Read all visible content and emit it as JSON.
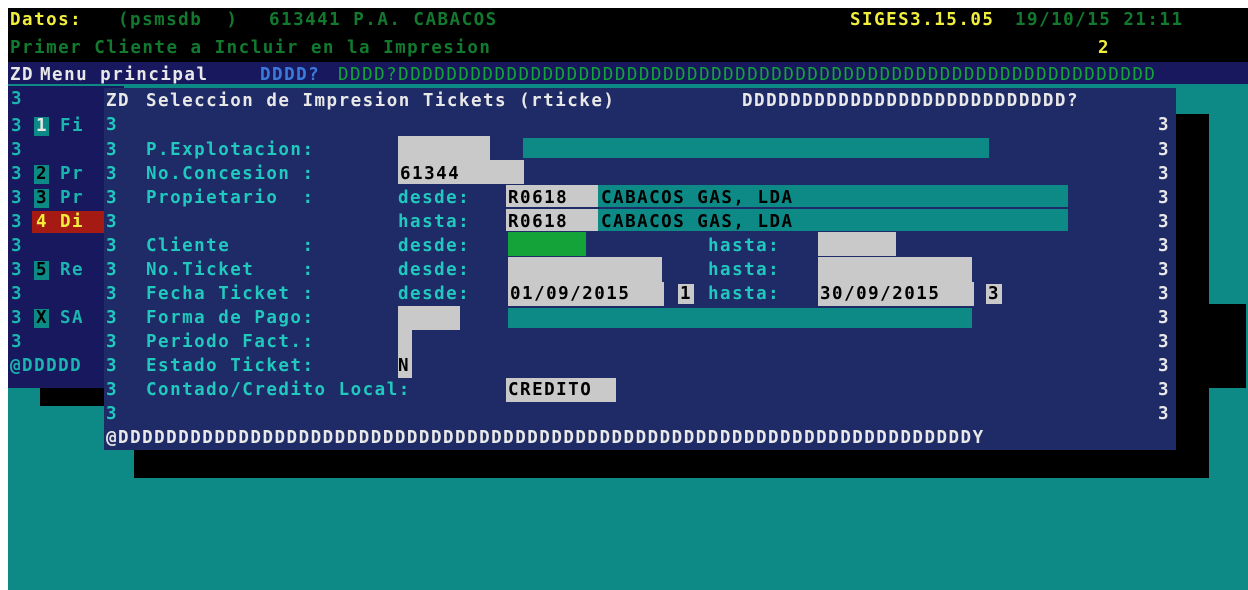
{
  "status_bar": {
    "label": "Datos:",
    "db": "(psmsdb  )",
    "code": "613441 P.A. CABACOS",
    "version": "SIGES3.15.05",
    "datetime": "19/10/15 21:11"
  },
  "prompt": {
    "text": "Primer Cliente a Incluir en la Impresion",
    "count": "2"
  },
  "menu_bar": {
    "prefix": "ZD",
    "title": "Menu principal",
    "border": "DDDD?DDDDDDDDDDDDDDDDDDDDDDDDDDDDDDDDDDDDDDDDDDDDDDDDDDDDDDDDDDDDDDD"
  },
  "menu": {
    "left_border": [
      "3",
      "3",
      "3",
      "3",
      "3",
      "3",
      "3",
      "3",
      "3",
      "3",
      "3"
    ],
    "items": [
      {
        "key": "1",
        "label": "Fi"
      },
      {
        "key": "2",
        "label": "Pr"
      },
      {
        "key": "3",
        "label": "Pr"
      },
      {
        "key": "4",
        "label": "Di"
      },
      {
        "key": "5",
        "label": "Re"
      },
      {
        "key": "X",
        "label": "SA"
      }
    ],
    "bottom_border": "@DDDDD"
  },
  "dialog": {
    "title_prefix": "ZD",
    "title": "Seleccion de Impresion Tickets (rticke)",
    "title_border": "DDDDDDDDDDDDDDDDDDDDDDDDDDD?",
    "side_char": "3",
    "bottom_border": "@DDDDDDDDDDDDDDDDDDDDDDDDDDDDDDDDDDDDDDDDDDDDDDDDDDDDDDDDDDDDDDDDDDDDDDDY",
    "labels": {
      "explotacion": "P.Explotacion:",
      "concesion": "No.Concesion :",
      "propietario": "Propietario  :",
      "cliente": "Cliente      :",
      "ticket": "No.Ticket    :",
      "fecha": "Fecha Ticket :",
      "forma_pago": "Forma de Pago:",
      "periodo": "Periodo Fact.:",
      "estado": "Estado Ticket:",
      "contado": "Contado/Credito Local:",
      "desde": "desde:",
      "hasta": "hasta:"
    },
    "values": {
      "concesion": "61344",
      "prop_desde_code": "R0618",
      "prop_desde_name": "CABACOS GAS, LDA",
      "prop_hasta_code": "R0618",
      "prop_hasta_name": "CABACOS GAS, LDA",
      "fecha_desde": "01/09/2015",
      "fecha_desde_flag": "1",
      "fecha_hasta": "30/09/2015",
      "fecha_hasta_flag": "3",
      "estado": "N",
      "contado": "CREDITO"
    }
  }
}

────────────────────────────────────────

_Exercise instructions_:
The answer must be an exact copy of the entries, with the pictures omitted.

_Answer to this task_:
Read all visible content and emit it as JSON.
{
  "status_bar": {
    "label": "Datos:",
    "db": "(psmsdb  )",
    "code": "613441 P.A. CABACOS",
    "version": "SIGES3.15.05",
    "datetime": "19/10/15 21:11"
  },
  "prompt": {
    "text": "Primer Cliente a Incluir en la Impresion",
    "count": "2"
  },
  "menu_bar": {
    "prefix": "ZD",
    "title": "Menu principal",
    "border": "DDDD?DDDDDDDDDDDDDDDDDDDDDDDDDDDDDDDDDDDDDDDDDDDDDDDDDDDDDDDDDDDDDDD"
  },
  "menu": {
    "left_border": [
      "3",
      "3",
      "3",
      "3",
      "3",
      "3",
      "3",
      "3",
      "3",
      "3",
      "3"
    ],
    "items": [
      {
        "key": "1",
        "label": "Fi"
      },
      {
        "key": "2",
        "label": "Pr"
      },
      {
        "key": "3",
        "label": "Pr"
      },
      {
        "key": "4",
        "label": "Di"
      },
      {
        "key": "5",
        "label": "Re"
      },
      {
        "key": "X",
        "label": "SA"
      }
    ],
    "bottom_border": "@DDDDD"
  },
  "dialog": {
    "title_prefix": "ZD",
    "title": "Seleccion de Impresion Tickets (rticke)",
    "title_border": "DDDDDDDDDDDDDDDDDDDDDDDDDDD?",
    "side_char": "3",
    "bottom_border": "@DDDDDDDDDDDDDDDDDDDDDDDDDDDDDDDDDDDDDDDDDDDDDDDDDDDDDDDDDDDDDDDDDDDDDDDY",
    "labels": {
      "explotacion": "P.Explotacion:",
      "concesion": "No.Concesion :",
      "propietario": "Propietario  :",
      "cliente": "Cliente      :",
      "ticket": "No.Ticket    :",
      "fecha": "Fecha Ticket :",
      "forma_pago": "Forma de Pago:",
      "periodo": "Periodo Fact.:",
      "estado": "Estado Ticket:",
      "contado": "Contado/Credito Local:",
      "desde": "desde:",
      "hasta": "hasta:"
    },
    "values": {
      "concesion": "61344",
      "prop_desde_code": "R0618",
      "prop_desde_name": "CABACOS GAS, LDA",
      "prop_hasta_code": "R0618",
      "prop_hasta_name": "CABACOS GAS, LDA",
      "fecha_desde": "01/09/2015",
      "fecha_desde_flag": "1",
      "fecha_hasta": "30/09/2015",
      "fecha_hasta_flag": "3",
      "estado": "N",
      "contado": "CREDITO"
    }
  }
}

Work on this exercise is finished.